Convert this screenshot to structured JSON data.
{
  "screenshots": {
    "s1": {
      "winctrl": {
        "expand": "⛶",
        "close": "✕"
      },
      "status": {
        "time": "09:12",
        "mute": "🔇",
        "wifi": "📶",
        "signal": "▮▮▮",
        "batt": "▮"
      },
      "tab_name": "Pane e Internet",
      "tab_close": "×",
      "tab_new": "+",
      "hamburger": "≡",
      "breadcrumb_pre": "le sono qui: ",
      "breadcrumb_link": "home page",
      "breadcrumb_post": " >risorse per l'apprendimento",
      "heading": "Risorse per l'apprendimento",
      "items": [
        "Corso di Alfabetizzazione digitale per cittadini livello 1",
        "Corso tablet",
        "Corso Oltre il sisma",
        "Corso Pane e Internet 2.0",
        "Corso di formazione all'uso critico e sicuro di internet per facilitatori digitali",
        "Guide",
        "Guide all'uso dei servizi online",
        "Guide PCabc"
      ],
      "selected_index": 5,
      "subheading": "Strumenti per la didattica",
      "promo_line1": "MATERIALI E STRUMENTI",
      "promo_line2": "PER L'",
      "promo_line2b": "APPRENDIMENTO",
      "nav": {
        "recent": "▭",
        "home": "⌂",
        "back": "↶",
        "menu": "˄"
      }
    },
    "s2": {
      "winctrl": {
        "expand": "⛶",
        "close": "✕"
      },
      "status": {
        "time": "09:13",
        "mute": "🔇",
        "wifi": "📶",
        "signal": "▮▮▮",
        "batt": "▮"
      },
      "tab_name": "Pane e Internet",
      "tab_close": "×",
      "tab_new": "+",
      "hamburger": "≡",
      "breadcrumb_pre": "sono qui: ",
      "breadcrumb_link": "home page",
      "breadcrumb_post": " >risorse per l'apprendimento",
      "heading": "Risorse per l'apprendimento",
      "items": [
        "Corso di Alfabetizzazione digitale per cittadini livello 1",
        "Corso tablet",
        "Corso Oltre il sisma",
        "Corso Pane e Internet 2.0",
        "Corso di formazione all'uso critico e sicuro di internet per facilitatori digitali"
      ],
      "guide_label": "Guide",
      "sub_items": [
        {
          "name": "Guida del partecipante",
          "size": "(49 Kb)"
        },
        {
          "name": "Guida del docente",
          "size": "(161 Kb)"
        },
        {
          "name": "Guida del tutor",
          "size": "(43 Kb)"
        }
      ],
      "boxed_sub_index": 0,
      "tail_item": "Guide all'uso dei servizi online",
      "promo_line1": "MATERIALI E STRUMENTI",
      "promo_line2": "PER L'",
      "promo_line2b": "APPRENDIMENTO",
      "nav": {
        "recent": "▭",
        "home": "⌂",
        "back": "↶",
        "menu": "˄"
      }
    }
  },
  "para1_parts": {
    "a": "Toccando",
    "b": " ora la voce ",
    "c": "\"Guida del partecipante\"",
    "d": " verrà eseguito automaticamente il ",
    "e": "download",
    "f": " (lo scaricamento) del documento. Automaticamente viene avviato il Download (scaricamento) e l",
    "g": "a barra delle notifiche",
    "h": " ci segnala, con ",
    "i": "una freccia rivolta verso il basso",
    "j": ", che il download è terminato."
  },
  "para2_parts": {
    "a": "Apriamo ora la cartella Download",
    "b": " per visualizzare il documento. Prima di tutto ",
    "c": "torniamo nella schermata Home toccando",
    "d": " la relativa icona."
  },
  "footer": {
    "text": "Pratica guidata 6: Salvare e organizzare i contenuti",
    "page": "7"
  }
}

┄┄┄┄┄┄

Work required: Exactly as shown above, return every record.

Response to the task:
Convert this screenshot to structured JSON data.
{
  "screenshots": {
    "s1": {
      "winctrl": {
        "expand": "⛶",
        "close": "✕"
      },
      "status": {
        "time": "09:12",
        "mute": "🔇",
        "wifi": "📶",
        "signal": "▮▮▮",
        "batt": "▮"
      },
      "tab_name": "Pane e Internet",
      "tab_close": "×",
      "tab_new": "+",
      "hamburger": "≡",
      "breadcrumb_pre": "le sono qui: ",
      "breadcrumb_link": "home page",
      "breadcrumb_post": " >risorse per l'apprendimento",
      "heading": "Risorse per l'apprendimento",
      "items": [
        "Corso di Alfabetizzazione digitale per cittadini livello 1",
        "Corso tablet",
        "Corso Oltre il sisma",
        "Corso Pane e Internet 2.0",
        "Corso di formazione all'uso critico e sicuro di internet per facilitatori digitali",
        "Guide",
        "Guide all'uso dei servizi online",
        "Guide PCabc"
      ],
      "selected_index": 5,
      "subheading": "Strumenti per la didattica",
      "promo_line1": "MATERIALI E STRUMENTI",
      "promo_line2": "PER L'",
      "promo_line2b": "APPRENDIMENTO",
      "nav": {
        "recent": "▭",
        "home": "⌂",
        "back": "↶",
        "menu": "˄"
      }
    },
    "s2": {
      "winctrl": {
        "expand": "⛶",
        "close": "✕"
      },
      "status": {
        "time": "09:13",
        "mute": "🔇",
        "wifi": "📶",
        "signal": "▮▮▮",
        "batt": "▮"
      },
      "tab_name": "Pane e Internet",
      "tab_close": "×",
      "tab_new": "+",
      "hamburger": "≡",
      "breadcrumb_pre": "sono qui: ",
      "breadcrumb_link": "home page",
      "breadcrumb_post": " >risorse per l'apprendimento",
      "heading": "Risorse per l'apprendimento",
      "items": [
        "Corso di Alfabetizzazione digitale per cittadini livello 1",
        "Corso tablet",
        "Corso Oltre il sisma",
        "Corso Pane e Internet 2.0",
        "Corso di formazione all'uso critico e sicuro di internet per facilitatori digitali"
      ],
      "guide_label": "Guide",
      "sub_items": [
        {
          "name": "Guida del partecipante",
          "size": "(49 Kb)"
        },
        {
          "name": "Guida del docente",
          "size": "(161 Kb)"
        },
        {
          "name": "Guida del tutor",
          "size": "(43 Kb)"
        }
      ],
      "boxed_sub_index": 0,
      "tail_item": "Guide all'uso dei servizi online",
      "promo_line1": "MATERIALI E STRUMENTI",
      "promo_line2": "PER L'",
      "promo_line2b": "APPRENDIMENTO",
      "nav": {
        "recent": "▭",
        "home": "⌂",
        "back": "↶",
        "menu": "˄"
      }
    }
  },
  "para1_parts": {
    "a": "Toccando",
    "b": " ora la voce ",
    "c": "\"Guida del partecipante\"",
    "d": " verrà eseguito automaticamente il ",
    "e": "download",
    "f": " (lo scaricamento) del documento. Automaticamente viene avviato il Download (scaricamento) e l",
    "g": "a barra delle notifiche",
    "h": " ci segnala, con ",
    "i": "una freccia rivolta verso il basso",
    "j": ", che il download è terminato."
  },
  "para2_parts": {
    "a": "Apriamo ora la cartella Download",
    "b": " per visualizzare il documento. Prima di tutto ",
    "c": "torniamo nella schermata Home toccando",
    "d": " la relativa icona."
  },
  "footer": {
    "text": "Pratica guidata 6: Salvare e organizzare i contenuti",
    "page": "7"
  }
}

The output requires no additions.